Trained vs. non-trained tasks cont.
3b. Trained vs. Non-trained tasks During Cogmed Working Memory Training, users practice on both visuo-spatial and verbal working memory (WM) exercises for 5 days per week for 5 weeks. Given the adaptive nature of these exercises – becoming increasingly/decreasingly more difficult depending on user performance – the user becomes quite skilled at and familiar with these exercises. The user is expected to improve on the specific exercises or “trained tasks” that they have been training on for 5 weeks. However, how can one be sure that improvement from training is not limited to only these trained tasks and instead, impacts all different types of working memory taxing activities? One way of ensuring that a user’s WM capacity has been improved in a broader – less context dependent manner – is to assess the user with tasks that have not appeared during training but that still tap the underlying WM ability. Non-trained tasks differ in presentation, administration and response mode. Let’s go back to our 4x4 grid example from “adaptive vs. non-adaptive training “discussion. If the user trains on the computerized 4x4 grid for the duration of training – holding in mind increasingly/decreasingly difficult sequences of dots lighting up – they will probably become pretty familiar with how to use their WM in this type of task.
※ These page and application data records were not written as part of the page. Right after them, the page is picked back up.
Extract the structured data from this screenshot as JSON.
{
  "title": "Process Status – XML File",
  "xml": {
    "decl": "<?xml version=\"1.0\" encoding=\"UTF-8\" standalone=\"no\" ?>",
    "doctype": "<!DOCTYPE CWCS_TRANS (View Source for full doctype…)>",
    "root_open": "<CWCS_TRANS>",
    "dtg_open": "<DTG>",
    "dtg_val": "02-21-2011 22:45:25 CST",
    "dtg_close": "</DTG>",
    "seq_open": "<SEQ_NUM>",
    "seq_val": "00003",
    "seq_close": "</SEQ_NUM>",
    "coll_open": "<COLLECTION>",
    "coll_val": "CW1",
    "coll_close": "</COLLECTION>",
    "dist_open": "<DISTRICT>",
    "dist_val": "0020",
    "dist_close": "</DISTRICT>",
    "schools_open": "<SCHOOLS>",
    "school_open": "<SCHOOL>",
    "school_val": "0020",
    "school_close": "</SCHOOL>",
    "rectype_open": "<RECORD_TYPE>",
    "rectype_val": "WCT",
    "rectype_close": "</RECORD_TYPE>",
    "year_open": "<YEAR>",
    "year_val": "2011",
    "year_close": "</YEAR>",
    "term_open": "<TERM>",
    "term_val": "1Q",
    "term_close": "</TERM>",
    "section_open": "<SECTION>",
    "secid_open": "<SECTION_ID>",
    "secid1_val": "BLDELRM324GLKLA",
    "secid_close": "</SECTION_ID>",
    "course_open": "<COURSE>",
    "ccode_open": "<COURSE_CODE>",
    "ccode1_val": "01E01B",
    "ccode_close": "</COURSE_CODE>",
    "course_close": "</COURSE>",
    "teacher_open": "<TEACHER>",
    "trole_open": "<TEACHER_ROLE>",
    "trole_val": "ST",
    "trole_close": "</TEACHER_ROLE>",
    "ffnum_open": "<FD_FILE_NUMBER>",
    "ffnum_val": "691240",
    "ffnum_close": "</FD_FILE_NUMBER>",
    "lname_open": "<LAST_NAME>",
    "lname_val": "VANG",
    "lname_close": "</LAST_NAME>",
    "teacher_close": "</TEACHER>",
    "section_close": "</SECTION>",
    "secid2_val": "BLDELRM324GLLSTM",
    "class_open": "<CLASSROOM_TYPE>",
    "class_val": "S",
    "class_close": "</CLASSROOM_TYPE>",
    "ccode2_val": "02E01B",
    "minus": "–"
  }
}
In order to gauge whether training on this task has impacted the underlying WM ability, one should assess the user with a “non-trained task”. An example of a non-trained task in this situation might be a display of wooden blocks where an administrator points to a certain sequence of blocks with his/her hand and the user must repeat this span sequence in backwards order by pointing to the blocks. In this way, the task is different in presentation (blocks rather than dots), administration (real objects rather than computerized graphics), and response mode (pointing with the finger rather than clicking with the mouse). The user must also repeat the sequence in backwards order, forcing them to use their WM in a manner distinct from training – where they were required to hold in mind and repeat a sequence of dots in forward order. In improving on non-trained tasks, the user has provided evidence that the underlying WM ability has increased.